§ The records
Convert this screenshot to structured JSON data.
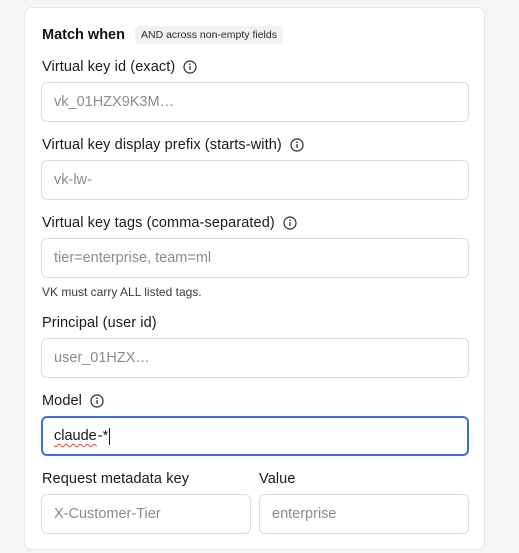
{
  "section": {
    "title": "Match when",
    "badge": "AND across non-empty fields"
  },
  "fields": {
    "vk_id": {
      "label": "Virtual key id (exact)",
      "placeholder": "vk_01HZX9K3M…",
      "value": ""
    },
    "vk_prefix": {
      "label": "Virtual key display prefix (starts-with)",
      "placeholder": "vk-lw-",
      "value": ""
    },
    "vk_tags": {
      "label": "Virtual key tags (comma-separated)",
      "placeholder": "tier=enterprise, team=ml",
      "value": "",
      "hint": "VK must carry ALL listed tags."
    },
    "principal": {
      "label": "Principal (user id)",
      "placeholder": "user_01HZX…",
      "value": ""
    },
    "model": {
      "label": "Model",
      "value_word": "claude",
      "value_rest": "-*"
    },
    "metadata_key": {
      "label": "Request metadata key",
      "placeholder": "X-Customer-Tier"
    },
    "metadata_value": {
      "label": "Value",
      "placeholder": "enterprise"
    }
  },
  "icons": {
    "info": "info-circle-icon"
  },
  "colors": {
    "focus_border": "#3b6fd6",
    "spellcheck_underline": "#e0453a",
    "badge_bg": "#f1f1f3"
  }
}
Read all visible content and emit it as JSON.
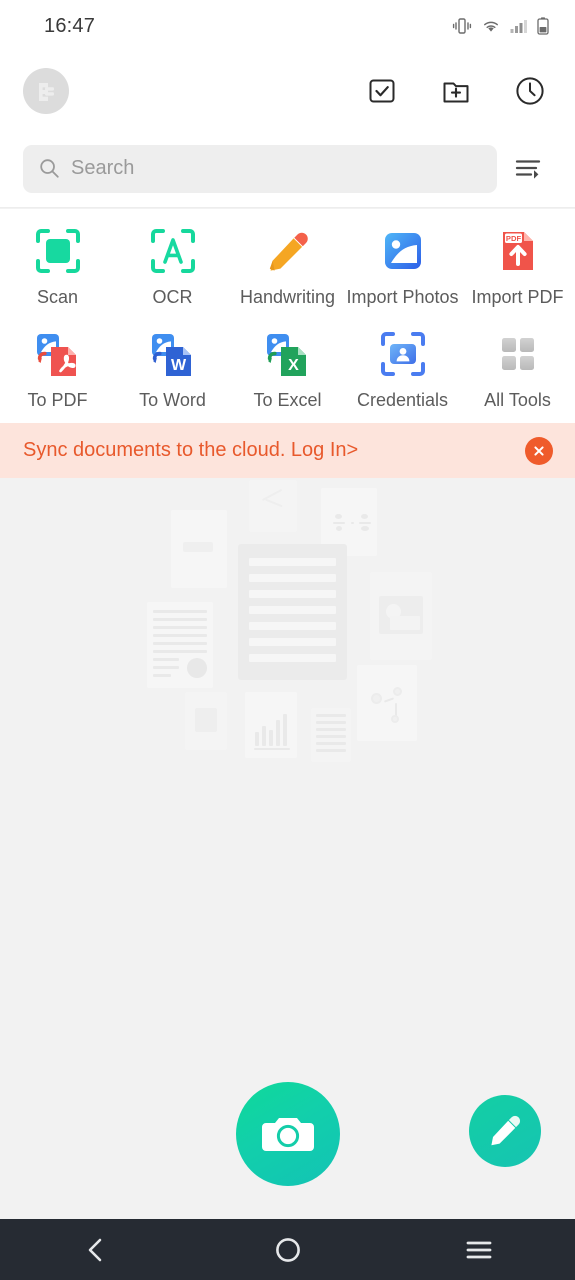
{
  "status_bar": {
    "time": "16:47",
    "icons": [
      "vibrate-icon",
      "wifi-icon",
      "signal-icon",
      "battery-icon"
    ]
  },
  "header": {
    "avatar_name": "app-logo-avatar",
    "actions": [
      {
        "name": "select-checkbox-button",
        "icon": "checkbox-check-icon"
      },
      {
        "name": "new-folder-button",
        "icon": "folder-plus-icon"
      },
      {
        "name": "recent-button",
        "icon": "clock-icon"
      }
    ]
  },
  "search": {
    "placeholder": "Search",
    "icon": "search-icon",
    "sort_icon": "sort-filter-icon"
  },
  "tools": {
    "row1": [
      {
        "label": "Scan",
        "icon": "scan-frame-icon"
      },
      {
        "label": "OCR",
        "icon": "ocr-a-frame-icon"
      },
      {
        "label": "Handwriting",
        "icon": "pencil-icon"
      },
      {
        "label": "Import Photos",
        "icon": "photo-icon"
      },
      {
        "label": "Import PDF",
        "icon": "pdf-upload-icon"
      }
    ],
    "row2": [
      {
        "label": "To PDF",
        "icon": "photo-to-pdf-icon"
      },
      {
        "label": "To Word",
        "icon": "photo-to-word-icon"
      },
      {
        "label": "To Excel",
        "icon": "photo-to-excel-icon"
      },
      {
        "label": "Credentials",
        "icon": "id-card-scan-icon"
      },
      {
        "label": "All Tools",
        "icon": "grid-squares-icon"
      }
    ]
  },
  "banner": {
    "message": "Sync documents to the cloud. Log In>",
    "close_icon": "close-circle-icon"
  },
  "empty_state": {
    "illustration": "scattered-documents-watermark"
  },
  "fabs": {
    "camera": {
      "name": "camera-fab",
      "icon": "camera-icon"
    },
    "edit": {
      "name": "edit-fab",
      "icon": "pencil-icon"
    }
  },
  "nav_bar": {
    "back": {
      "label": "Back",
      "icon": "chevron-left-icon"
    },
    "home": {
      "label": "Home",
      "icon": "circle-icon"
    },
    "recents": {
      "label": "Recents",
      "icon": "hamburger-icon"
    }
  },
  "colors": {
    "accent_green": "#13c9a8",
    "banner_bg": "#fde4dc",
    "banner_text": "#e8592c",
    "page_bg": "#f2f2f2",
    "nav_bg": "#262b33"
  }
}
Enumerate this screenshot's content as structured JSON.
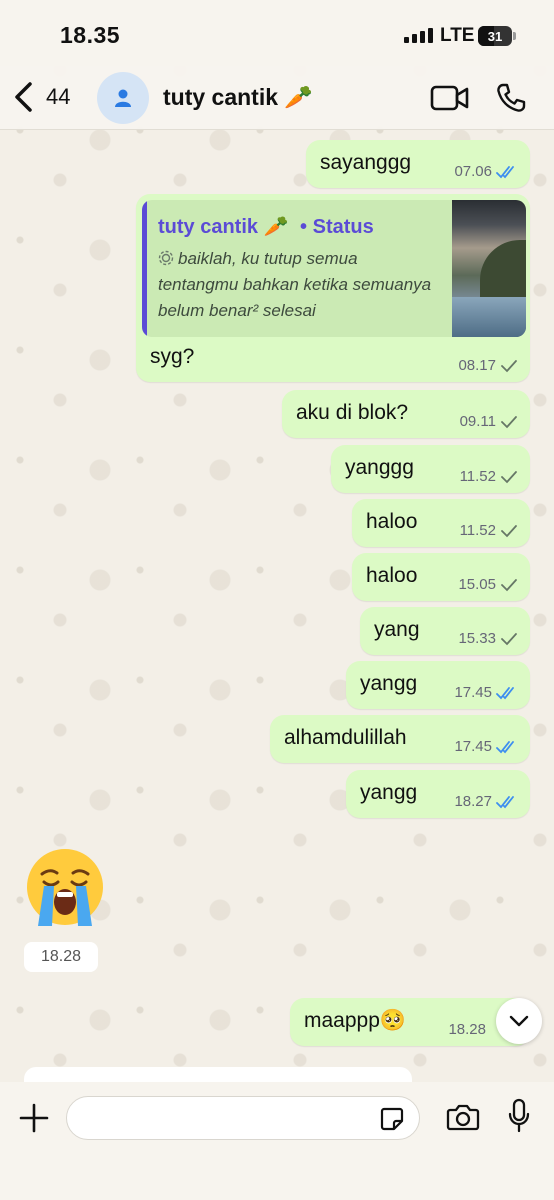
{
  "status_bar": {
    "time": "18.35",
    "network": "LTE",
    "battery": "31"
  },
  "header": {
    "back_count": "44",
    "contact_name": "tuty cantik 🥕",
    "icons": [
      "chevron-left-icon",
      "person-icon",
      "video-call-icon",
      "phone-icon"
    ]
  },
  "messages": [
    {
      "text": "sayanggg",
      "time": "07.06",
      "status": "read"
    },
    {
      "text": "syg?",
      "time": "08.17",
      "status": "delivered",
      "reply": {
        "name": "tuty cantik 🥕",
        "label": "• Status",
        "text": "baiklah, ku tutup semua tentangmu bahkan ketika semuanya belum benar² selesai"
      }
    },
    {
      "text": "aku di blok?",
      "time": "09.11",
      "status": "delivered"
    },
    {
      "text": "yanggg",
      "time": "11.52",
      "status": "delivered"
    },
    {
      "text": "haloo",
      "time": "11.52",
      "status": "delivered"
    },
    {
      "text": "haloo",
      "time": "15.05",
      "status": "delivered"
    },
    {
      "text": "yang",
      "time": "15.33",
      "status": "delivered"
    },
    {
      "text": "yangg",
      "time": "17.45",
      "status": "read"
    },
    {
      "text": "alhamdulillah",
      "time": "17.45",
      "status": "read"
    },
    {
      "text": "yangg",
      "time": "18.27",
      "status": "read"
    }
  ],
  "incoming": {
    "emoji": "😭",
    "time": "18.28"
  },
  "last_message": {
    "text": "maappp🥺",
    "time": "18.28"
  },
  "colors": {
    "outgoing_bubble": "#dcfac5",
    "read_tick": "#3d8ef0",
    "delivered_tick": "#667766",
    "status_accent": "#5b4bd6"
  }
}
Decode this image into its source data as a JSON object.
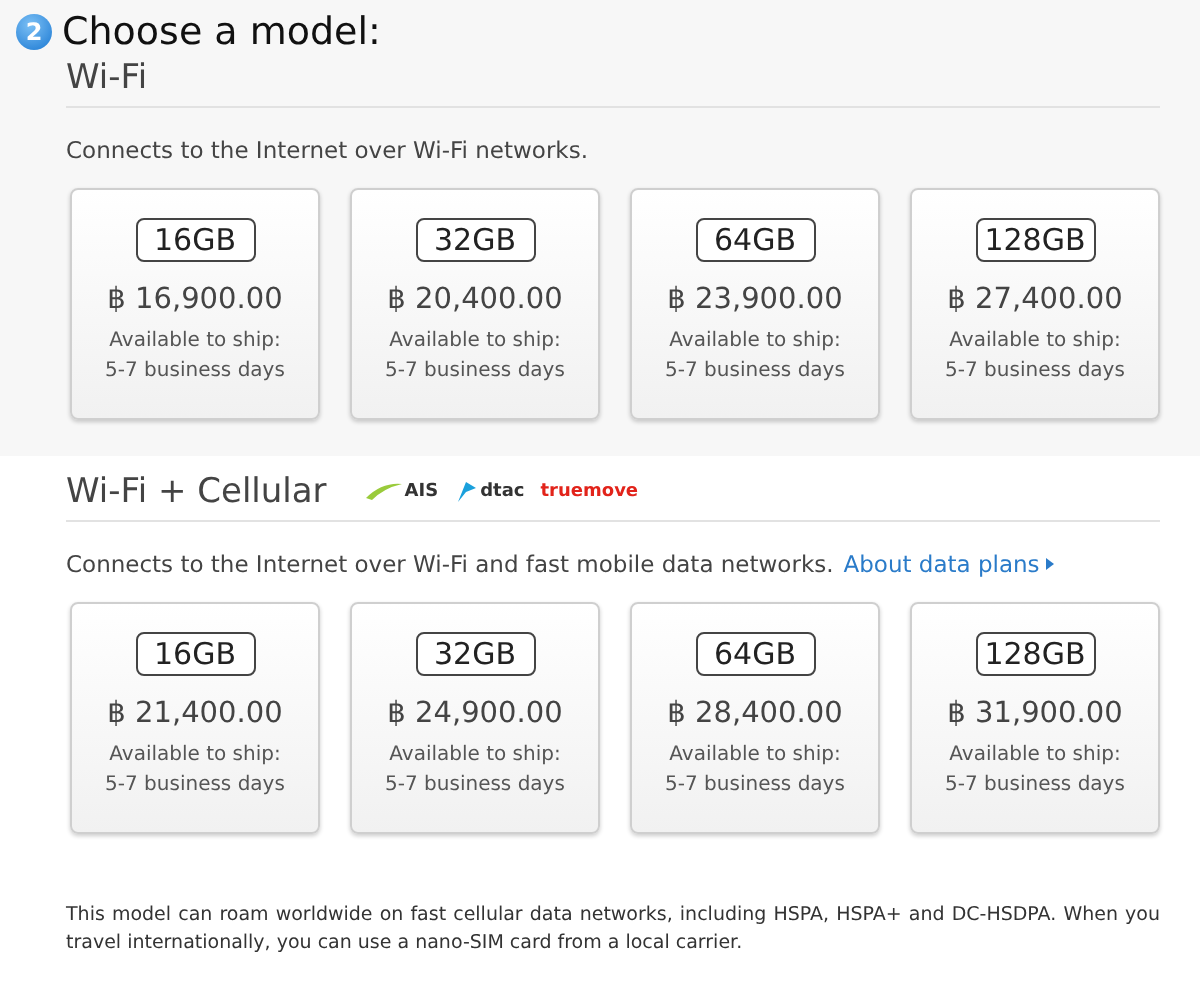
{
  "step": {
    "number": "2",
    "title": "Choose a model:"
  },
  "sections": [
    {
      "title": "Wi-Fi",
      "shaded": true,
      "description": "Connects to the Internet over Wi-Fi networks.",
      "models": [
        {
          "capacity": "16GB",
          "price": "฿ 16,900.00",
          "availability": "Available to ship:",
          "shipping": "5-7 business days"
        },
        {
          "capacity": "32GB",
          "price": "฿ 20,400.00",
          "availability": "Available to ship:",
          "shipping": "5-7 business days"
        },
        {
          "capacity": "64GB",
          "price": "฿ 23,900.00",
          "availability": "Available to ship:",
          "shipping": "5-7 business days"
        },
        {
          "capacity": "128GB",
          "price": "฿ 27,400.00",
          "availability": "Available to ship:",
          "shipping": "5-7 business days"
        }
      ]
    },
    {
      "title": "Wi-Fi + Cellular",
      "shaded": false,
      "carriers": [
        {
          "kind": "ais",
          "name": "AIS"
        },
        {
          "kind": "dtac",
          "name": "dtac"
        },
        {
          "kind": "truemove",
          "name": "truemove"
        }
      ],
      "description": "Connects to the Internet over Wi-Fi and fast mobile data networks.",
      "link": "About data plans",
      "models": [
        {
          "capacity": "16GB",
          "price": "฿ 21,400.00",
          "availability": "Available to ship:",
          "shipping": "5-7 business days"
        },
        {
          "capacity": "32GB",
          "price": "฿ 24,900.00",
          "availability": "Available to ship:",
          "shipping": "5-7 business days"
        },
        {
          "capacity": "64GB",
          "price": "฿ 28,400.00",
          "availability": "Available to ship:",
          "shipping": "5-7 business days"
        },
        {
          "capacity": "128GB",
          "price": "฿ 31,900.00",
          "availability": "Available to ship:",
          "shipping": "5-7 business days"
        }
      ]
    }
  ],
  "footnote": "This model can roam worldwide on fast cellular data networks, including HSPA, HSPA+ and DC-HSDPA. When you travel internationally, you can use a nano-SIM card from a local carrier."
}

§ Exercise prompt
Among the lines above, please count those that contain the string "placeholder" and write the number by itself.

§ Task response
7